Last year, I introduced the concepts of Game Scripts. There are 3600 seconds in every game: the Game Script is the average score over each of those 3600 seconds. For reference, you can check out this list of the top single-seasons of all-time.
Did you know that the Patriots ranked 20th in pass/run ratio last year? Without the concept of Game Scripts, we can’t put that in proper context. New England actually ranked second in the league in rush attempts last season, a result based on two factors: the Patriots ran an incredible 1,191 plays last year and on average, the team was winning by over a touchdown in each game.
Here are the 2012 Game Script scores for each team, which represent the average lead held by the team in every second of every regular season game from last year:
Game Scripts aren’t supposed to surprise you: the best teams should have the highest averages, and that’s what we see here. Maybe the Bengals come in a little higher than you’d expect: that’s because they blew out the Raiders and Giants, and played even in losses to the Steelers and Browns. In a loss against the Cowboys, the Bengals averaged a 4.2 point lead over the course of the game. With a couple of breaks, Cincinnati could have won 12 games in 2012.
Another team that ranked surprisingly high on here was San Diego. In that Monday Night loss to the Broncos, the Chargers averaged an 8.4-point lead before Denver’s crazy second half. Despite a 7-9 record, San Diego had a negative Game Script score in just five games in 2012.
But how I like to use Game Scripts is to judge a team’s identity as a passing or running team. For example, the Patriots ranked 20th in pass/run ratio but New England was first in Game Script score. As long as Tom Brady is around, the Patriots will be a passing team, but the raw stats present a misleading story. What we want to do is control for each team’s pass/run ratio based on their Game Script score. To do this, I measure how many standard deviations above average each team is in both game score and pass-run ratio. Over the last decade, the standard deviations was 4.80% for pass/run ratio and 3.45 points for Game Scripts. I then use these standard deviations to come up with ratings that are similar in meaning to PFR’s passing index numbers centered around 100. A score of 115 means a team is one standard deviation above average; a score of 85 means a team is one standard deviation below, 70 means two standard deviations below, etc.

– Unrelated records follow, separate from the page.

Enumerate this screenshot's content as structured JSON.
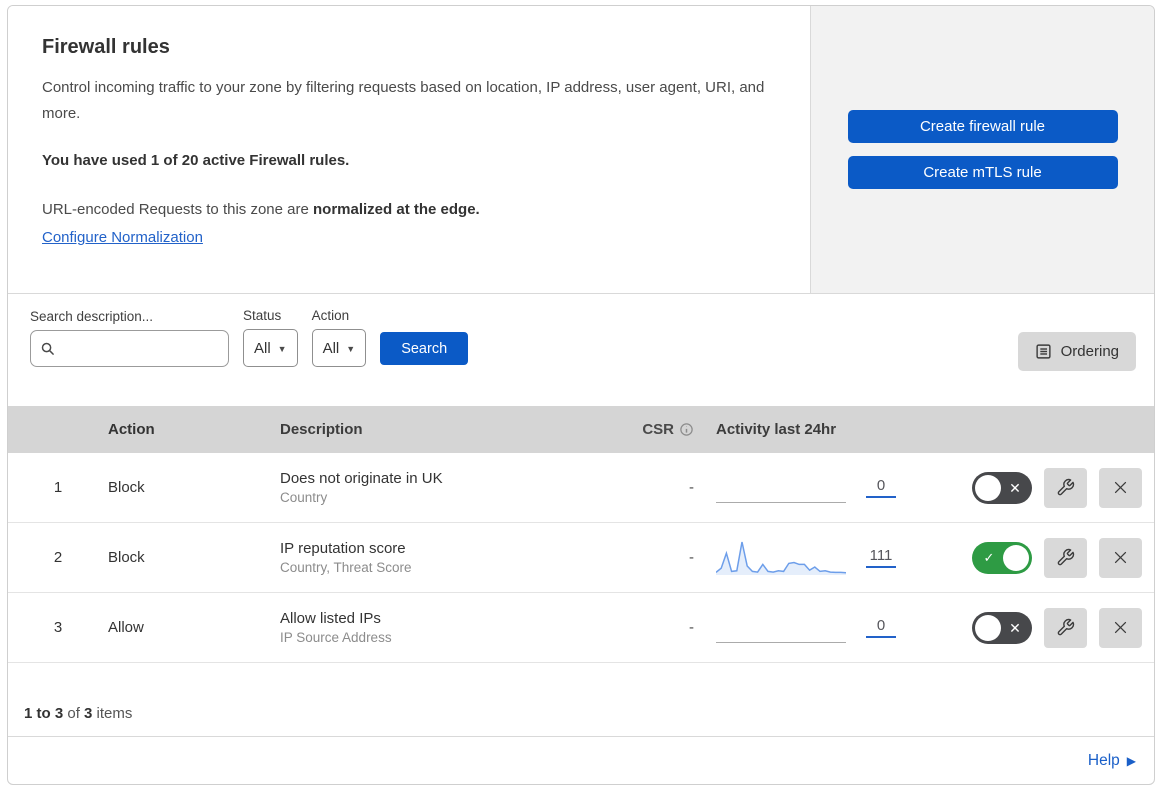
{
  "header": {
    "title": "Firewall rules",
    "description": "Control incoming traffic to your zone by filtering requests based on location, IP address, user agent, URI, and more.",
    "usage": "You have used 1 of 20 active Firewall rules.",
    "normalization_prefix": "URL-encoded Requests to this zone are ",
    "normalization_bold": "normalized at the edge.",
    "normalization_link": "Configure Normalization",
    "create_firewall_button": "Create firewall rule",
    "create_mtls_button": "Create mTLS rule"
  },
  "filters": {
    "search_label": "Search description...",
    "search_value": "",
    "status_label": "Status",
    "status_value": "All",
    "action_label": "Action",
    "action_value": "All",
    "search_button": "Search",
    "ordering_button": "Ordering"
  },
  "table": {
    "columns": {
      "action": "Action",
      "description": "Description",
      "csr": "CSR",
      "activity": "Activity last 24hr"
    },
    "rows": [
      {
        "index": "1",
        "action": "Block",
        "description": "Does not originate in UK",
        "criteria": "Country",
        "csr": "-",
        "activity_count": "0",
        "enabled": false,
        "sparkline": []
      },
      {
        "index": "2",
        "action": "Block",
        "description": "IP reputation score",
        "criteria": "Country, Threat Score",
        "csr": "-",
        "activity_count": "111",
        "enabled": true,
        "sparkline": [
          5,
          18,
          65,
          8,
          10,
          100,
          25,
          8,
          6,
          30,
          8,
          6,
          10,
          8,
          33,
          36,
          30,
          30,
          12,
          22,
          8,
          10,
          6,
          5,
          5,
          4
        ]
      },
      {
        "index": "3",
        "action": "Allow",
        "description": "Allow listed IPs",
        "criteria": "IP Source Address",
        "csr": "-",
        "activity_count": "0",
        "enabled": false,
        "sparkline": []
      }
    ]
  },
  "footer": {
    "count_bold_range": "1 to 3",
    "count_of": " of ",
    "count_total": "3",
    "count_items": " items",
    "help_label": "Help"
  },
  "colors": {
    "accent_blue": "#0b5ac6",
    "link_blue": "#2262c9",
    "toggle_on_green": "#2e9b44",
    "toggle_off_gray": "#47484b",
    "panel_gray": "#f2f2f2",
    "table_header_gray": "#d5d5d5",
    "sparkline_blue": "#6d9eea"
  }
}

How do we calculate them?
- For game scripts, the average is always zero. So for each team, the formula to calculate their Game Script Index is: 100 + 15 * (Game Script Average / 3.45).
- For pass/run ratio, we use a similar formula, except the average is not zero. So the Pass Index is calculated as follows: 100 + 15 * ( (Pass Ratio – 57.6%)/(4.80%)).
Let’s re-look at the 2012 standings, but this time, I’m going to include each team’s pass/run ratio, their Game Script Index and Pass Ratio Index numbers (based on standard deviations above average), and sort the table by a column I’m calling Pass Identity.
To calculate each team’s Pass Identity, I simply add their Game Script Index and Pass Ratio Index and subtract 200 points. The Falcons come in as the most pass-happy team of 2012, once you account for situation. Atlanta was a 13-win team last year, so ranking 8th in pass attempts and 26th in rush attempts despite that record requires a significant devotion to the passing game. Of course with Matt Ryan, Julio Jones, Roddy White, and Tony Gonzalez, that makes perfect sense.
The Patriots jump from 20th in Pass/Run Ratio to 2nd in passing identity, as their heavy run totals are now properly placed in context. The Broncos and Peyton Manning experience a similar jump. Denver was 21st in pass/run ratio but 3rd in Game Scripts.
The craziest stat belongs to the Kansas City Chiefs, who despite finishing with the worst record and Game Script score in the league finished with the fourth highest run/pass ratio in 2012. The Chiefs also finished with the second-lowest Pass Identity last year (at -33) behind only the Tim Tebow Broncos. But with Andy Reid and Alex Smith in town in 2013, I think we can expect Kansas City to come closer to league average in 2013. You can’t fault the Chiefs for preferring to put their fate in the hands of Jamaal Charles instead of Matt Cassel, but Andy Reid’s teams have generally had strong Pass Identities.
You probably aren’t too surprised to see the “Ground and Pound” Jets with the second heaviest Rushing Identity. Part of the reason behind the hiring of Tony Sparano was to become more of a running team. Despite a 6-10 record, the Jets finished 6th in rush attempts and 25th in pass attempts in 2012.
The three teams that finished with more runs than passes were all playoff teams in the NFC that relied heavily on the Pistol or the read-option offense: Seattle, Washington, and San Francisco. All three teams look a little less run-heavy once you account for situation (especially the Seahawks). While Russell Wilson, Robert Griffin III, and Colin Kaepernick were excellent running threats, it would be silly to label them as pure running quarterbacks. Wilson and Griffin ranked in the top four in yards per attempt, and Kaepernick was just six pass attempts shy of qualifying for — and winning — the yards per attempt crown.